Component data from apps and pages
'''

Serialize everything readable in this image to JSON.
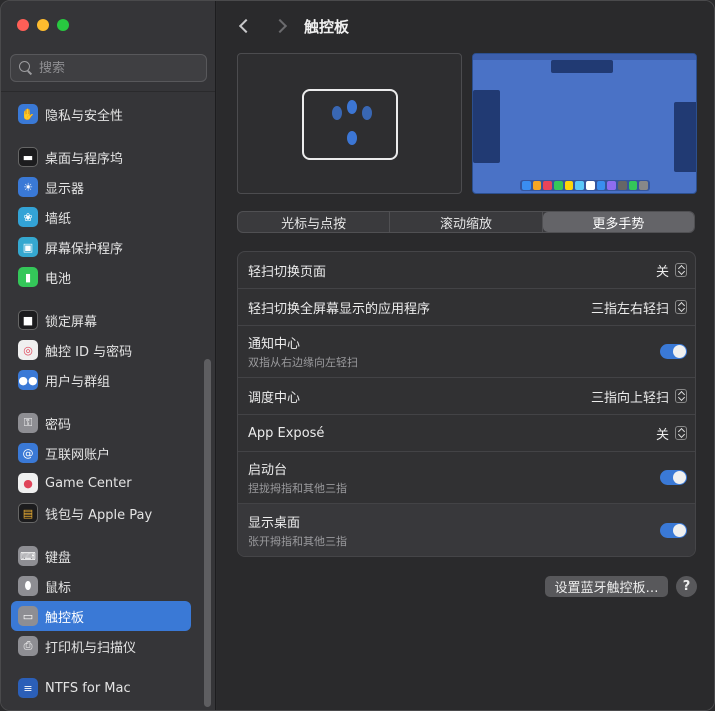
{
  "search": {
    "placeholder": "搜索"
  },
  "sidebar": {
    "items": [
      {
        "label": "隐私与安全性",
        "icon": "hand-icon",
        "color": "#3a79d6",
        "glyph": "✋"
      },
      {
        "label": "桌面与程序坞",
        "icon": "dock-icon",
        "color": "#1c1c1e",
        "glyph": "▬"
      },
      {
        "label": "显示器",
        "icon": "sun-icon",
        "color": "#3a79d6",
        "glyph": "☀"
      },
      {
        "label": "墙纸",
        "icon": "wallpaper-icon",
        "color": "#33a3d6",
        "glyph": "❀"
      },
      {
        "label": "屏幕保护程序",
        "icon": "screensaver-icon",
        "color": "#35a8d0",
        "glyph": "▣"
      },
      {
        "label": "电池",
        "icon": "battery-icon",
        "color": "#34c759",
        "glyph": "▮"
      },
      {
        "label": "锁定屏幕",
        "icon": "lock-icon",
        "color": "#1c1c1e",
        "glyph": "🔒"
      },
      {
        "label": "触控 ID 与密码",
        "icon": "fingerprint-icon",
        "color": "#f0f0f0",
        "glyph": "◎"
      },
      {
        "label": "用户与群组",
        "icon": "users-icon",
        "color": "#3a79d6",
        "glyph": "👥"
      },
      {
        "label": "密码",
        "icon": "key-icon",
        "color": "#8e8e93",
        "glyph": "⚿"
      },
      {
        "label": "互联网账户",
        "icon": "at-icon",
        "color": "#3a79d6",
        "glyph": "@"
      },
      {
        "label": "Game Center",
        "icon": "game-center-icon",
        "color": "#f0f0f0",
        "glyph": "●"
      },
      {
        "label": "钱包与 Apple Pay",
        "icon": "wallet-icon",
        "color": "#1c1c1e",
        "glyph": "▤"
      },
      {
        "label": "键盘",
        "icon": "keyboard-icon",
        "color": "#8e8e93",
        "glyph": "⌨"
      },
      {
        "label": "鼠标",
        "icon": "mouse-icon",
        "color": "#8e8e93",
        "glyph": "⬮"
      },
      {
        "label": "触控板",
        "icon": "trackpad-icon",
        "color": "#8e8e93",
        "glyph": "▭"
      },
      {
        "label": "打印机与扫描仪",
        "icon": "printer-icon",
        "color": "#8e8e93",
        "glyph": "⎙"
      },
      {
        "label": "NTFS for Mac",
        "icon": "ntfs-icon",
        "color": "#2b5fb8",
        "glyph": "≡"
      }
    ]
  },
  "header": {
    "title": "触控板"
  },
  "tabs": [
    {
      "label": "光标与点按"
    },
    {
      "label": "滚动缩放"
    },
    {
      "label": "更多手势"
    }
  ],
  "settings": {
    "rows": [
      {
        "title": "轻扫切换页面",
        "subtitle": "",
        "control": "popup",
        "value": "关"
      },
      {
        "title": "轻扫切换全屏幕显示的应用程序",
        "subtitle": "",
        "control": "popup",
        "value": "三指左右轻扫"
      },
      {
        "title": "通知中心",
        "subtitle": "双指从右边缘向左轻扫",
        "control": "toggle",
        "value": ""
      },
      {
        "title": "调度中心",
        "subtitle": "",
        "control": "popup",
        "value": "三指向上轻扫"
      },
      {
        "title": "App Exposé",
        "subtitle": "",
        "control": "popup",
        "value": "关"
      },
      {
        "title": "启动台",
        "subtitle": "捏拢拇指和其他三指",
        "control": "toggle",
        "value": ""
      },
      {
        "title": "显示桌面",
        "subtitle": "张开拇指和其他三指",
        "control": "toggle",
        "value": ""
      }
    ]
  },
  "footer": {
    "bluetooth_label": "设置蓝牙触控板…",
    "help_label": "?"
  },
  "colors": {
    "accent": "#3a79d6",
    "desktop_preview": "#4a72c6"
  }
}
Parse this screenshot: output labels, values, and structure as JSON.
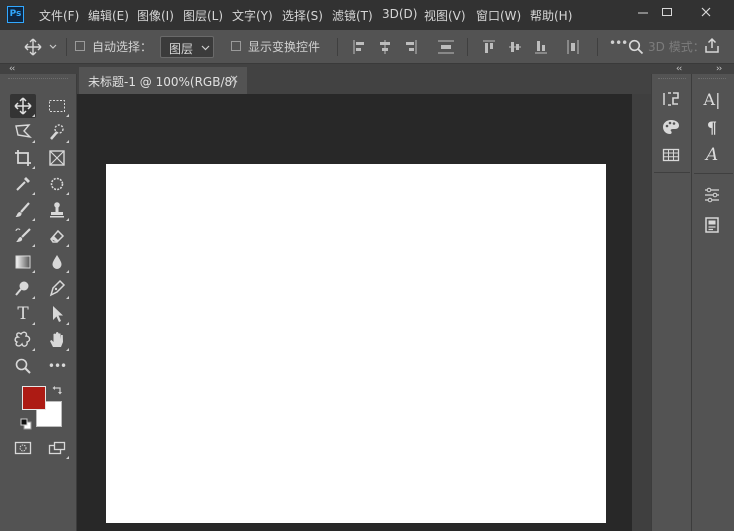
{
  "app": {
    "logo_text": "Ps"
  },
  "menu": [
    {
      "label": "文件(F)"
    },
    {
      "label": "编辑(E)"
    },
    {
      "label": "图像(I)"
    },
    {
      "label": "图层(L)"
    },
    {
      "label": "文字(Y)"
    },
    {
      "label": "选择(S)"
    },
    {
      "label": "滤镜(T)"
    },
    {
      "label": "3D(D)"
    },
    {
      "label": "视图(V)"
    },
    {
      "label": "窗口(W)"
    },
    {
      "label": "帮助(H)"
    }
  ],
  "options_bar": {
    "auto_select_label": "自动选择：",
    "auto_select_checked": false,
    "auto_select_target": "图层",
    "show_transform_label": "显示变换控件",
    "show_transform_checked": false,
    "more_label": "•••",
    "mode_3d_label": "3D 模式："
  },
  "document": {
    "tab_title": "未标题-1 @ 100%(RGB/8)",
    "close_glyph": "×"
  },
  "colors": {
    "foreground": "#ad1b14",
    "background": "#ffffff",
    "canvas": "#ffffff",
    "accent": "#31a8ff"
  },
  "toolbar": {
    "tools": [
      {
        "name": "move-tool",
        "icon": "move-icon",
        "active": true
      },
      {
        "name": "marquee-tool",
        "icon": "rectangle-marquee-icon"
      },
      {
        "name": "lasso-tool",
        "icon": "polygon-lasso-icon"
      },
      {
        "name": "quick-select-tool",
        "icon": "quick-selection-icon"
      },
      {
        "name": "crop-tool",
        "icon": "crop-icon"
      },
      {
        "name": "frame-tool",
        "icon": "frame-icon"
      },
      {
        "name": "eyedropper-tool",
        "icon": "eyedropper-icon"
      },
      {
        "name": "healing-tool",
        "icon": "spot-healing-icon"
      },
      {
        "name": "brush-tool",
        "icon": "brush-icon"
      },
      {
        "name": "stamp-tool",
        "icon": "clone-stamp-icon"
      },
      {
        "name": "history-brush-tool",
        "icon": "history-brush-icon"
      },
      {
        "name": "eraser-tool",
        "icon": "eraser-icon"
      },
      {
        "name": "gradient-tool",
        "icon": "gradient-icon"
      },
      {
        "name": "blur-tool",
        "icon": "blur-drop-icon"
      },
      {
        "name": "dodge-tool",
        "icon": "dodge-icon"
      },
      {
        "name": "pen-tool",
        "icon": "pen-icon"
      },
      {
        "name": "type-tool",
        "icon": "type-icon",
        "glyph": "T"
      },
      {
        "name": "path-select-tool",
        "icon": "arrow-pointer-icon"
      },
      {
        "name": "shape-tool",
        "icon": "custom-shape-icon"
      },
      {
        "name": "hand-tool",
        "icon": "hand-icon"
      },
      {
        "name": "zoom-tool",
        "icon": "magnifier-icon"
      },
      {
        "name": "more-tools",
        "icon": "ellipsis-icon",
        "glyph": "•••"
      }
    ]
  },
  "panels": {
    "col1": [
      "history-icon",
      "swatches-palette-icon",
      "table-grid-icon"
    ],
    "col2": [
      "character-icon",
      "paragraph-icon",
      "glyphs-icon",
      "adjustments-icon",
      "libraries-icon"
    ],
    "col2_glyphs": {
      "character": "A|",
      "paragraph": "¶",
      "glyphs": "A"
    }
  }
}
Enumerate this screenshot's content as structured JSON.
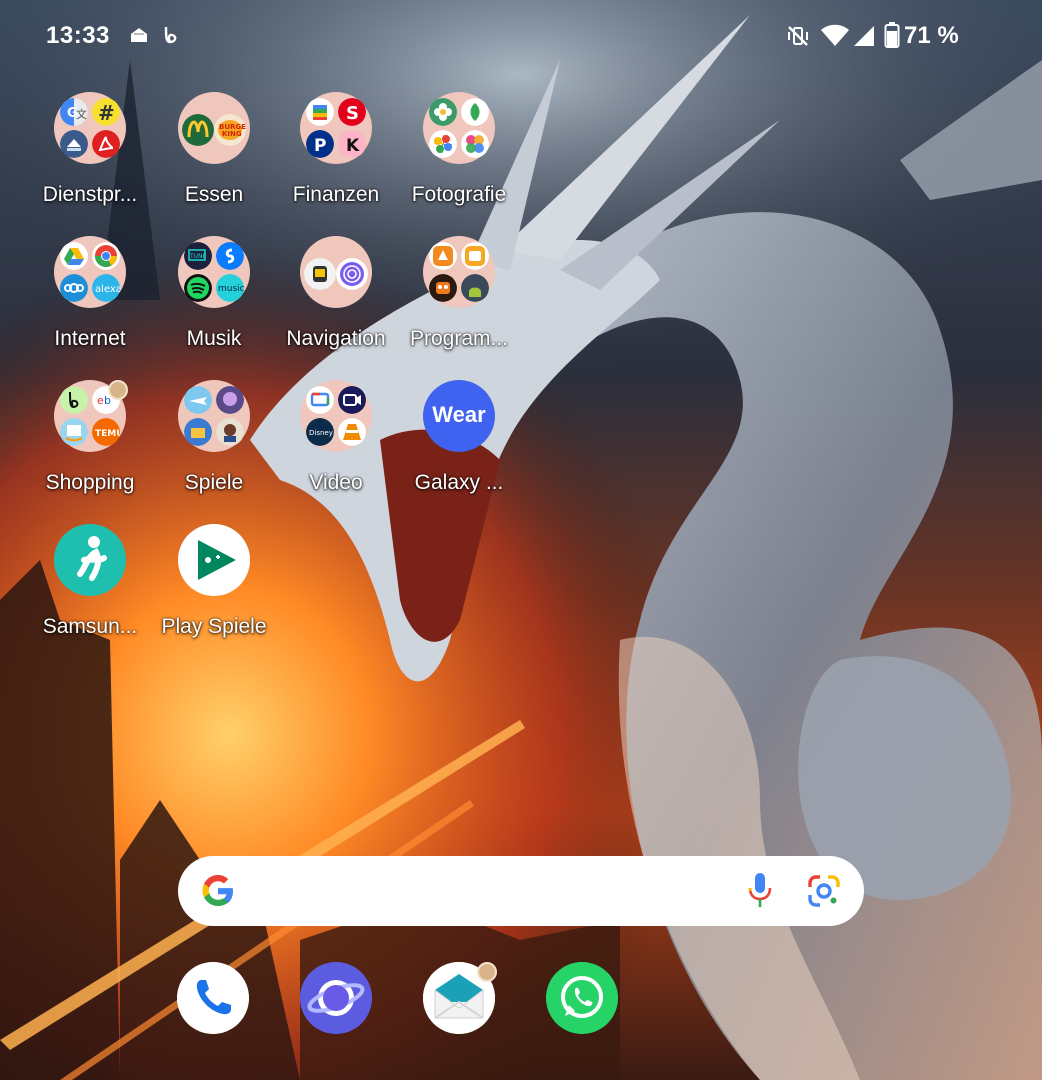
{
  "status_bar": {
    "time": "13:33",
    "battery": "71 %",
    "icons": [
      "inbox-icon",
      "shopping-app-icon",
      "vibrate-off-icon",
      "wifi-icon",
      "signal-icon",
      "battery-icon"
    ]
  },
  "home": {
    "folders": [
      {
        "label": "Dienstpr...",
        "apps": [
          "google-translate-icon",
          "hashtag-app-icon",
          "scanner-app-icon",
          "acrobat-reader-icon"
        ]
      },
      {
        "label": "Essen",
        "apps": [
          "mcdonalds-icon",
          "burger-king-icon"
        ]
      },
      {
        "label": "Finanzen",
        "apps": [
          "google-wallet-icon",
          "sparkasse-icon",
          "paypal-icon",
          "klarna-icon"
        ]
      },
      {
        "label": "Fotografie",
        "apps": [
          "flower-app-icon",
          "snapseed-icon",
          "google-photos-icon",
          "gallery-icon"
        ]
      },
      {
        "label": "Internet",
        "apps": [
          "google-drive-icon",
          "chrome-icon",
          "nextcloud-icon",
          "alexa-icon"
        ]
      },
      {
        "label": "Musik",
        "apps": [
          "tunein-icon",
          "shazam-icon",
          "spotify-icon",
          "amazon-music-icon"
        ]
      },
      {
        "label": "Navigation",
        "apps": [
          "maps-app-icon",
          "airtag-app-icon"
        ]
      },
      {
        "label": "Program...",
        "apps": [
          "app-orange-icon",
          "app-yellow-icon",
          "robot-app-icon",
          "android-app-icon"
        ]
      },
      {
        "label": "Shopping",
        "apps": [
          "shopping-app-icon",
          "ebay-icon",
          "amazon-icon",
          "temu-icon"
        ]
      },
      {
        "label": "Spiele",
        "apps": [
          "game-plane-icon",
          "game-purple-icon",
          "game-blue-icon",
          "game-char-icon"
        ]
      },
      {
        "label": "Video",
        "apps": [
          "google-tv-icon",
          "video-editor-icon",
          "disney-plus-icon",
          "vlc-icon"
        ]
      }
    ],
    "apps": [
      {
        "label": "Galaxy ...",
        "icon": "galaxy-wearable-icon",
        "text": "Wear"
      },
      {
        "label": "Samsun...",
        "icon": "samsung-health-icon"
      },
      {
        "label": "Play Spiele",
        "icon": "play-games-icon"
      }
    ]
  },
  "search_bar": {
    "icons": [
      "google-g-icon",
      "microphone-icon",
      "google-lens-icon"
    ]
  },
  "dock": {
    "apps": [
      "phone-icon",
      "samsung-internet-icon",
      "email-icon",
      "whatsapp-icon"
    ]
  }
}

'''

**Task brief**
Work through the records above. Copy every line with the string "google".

**Task solution**
          "google-translate-icon",
          "google-wallet-icon",
          "google-photos-icon",
          "google-drive-icon",
          "google-tv-icon",
      "google-g-icon",
      "google-lens-icon"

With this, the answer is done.